The U.S. Treasury Department on Thursday sanctioned the Nicaraguan National Police (NNP) and three NNP commissioners for their role in human rights abuses in Nicaragua.
The NNP used live ammunition against peaceful protesters and participated in death squads, and it carried out extrajudicial killings, disappearances and kidnappings, the Treasury said.
“The Ortega regime has utilized the [NNP] as a tool in its campaign of violent repression against the Nicaraguan people,” said Secretary Steven T. Mnuchin, referring to the government of Nicaraguan President Daniel Ortega.
Alongside the designations, the Treasury also on Thursday issued a license authorizing wind-down transactions with the NNP until May 6 and a license allowing official government business between the U.S. and Nicaragua.
The U.S. has focused on human rights abuses in Nicaragua in recent years, imposing sanctions on government officials and other NNP leaders, including Deputy Director General Ramon Antonio Avellan Medal in November 2019 and Director General Francisco Javier Diaz Madriz in July 2018. Two of Ortega’s sons, Rafael and Laureano, are also sanctioned, as is Vice President Rosario Murillo, over their roles in Nicaraguan corruption.

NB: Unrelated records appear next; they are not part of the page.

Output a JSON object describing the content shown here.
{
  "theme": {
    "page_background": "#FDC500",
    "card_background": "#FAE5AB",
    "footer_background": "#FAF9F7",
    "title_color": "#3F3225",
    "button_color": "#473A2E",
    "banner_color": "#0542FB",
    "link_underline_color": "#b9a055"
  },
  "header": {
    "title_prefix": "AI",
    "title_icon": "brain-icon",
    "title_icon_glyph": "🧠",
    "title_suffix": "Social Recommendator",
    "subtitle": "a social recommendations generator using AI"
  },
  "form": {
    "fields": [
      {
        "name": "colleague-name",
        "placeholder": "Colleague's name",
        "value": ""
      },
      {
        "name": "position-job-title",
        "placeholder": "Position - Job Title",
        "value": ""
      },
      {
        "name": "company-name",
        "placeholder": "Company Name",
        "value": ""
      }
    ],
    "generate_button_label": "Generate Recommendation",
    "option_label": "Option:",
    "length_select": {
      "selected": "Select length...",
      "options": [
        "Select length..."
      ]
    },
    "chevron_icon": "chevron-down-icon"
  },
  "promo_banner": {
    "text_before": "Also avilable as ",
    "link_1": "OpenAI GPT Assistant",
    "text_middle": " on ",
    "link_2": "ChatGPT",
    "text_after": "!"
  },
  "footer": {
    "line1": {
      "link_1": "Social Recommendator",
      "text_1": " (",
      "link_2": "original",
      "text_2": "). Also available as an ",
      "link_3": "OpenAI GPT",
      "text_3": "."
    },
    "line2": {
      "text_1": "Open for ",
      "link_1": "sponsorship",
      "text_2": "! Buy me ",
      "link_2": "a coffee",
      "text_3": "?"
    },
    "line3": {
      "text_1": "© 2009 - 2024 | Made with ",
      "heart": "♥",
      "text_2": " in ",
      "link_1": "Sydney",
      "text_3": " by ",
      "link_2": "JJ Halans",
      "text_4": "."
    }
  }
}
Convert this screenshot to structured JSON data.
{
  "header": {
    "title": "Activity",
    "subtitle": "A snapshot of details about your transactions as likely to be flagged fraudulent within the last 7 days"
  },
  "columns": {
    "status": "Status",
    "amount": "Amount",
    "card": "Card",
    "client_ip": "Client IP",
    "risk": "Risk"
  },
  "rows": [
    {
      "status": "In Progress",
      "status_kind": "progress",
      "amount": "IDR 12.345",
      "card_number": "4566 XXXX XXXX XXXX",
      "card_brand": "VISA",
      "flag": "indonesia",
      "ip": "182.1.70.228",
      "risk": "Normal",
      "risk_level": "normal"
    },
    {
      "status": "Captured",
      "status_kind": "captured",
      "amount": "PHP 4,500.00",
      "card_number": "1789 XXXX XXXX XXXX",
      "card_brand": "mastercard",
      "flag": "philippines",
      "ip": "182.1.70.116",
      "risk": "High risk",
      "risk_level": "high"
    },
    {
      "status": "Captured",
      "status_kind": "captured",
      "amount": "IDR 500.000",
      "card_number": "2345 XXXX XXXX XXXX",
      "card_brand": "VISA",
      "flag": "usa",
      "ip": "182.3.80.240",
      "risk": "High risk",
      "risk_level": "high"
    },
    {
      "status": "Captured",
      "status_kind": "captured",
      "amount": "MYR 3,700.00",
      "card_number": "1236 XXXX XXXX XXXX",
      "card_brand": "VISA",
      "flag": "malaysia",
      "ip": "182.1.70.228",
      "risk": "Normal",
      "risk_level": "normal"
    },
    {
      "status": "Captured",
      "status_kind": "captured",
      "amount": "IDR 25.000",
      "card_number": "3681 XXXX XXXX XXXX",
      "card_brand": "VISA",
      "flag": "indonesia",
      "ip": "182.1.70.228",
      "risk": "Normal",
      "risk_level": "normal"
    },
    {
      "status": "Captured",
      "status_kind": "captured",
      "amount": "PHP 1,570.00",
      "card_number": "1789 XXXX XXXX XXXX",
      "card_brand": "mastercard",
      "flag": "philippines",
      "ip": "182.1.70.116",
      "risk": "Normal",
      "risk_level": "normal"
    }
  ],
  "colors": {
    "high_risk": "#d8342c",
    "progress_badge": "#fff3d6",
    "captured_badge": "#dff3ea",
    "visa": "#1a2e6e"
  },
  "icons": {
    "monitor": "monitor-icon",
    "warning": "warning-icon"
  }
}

Nicaragua’s parliament in February approved the creation of four state firms that will handle import, storage, distribution and sales of oil and gas after the U.S. sanctioned companies controlled by Rafael Ortega, according to an Associated Press report from the time. The country had nationalized Distribuidor Nicaraguense de Petroleo, S.A. (DNP), a chain of gas stations controlled by Rafael Ortega, days after the designation.
The ongoing human rights crisis in Nicaragua continues unabated, Michele Bachelet, the United Nations human rights leader, said last week in a statement. The U.N. should continue its monitoring of the situation, human rights organizations said Wednesday in a letter to the U.N.
Since the start of political unrest in 2018, the NNP and parapolice have conducted kidnappings and targeted executions of opposition leaders, the Treasury said.
The NNP and parapolice, a volunteer paramilitary group often comprised of plain clothed NNP officers, conducted “Operation Clean Up” in July 2018 to crack down on protesters and dismantle road barricades, resulting in nearly 100 deaths, according to the Treasury.
Justo Pastor Urbina, commissioner of the NNP special operations division, continues to play a central role in the repression across the country, the Treasury said.
Juan Valle Valle, chief of the NNP department of surveillance and patrolling, was responsible for directing the harassment of individuals sheltered in a Managua shopping center, the Treasury said. Demonstrators used the entrance of the shopping center as a venue for their latest protest, but quickly took shelter inside storefronts after assailants, some of them on motorcycle, began beating demonstrators, according to a report by GIEI.
GIEI was established in November 2014 under an agreement by the Nicaraguan government, the Organization of American States and the Inter-American Commission on Human Rights. The organization, however, was expelled in December 2018 by the Nicaraguan government, a day before the report was released.
Luis Alberto Perez Olivas, chief of the NNP judicial assistance directorate, is also the director of the El Chipote prison. The prison is known for abusive practices, including allegations lodged by human rights organizations of torture, rape, electrocution, strangulation, laceration with barbed wire and beating with steel tubes, according to the Treasury.
A demonstrator held at the prison said masked men hanged him from the ceiling and beat him with baseball bats, tubes and guns for two days, and was then taken to a masked man who he recognized by voice and build as Olivas, who forced him to film a confession implicating other protesters, according to the Treasury.
“This latest action is further proof of the United States’ unwavering commitment to use all economic and diplomatic tools to promote accountability for those who play a role in serious human rights abuses and seek to silence pro-democracy voices in Nicaragua,” said Secretary of State Mike Pompeo.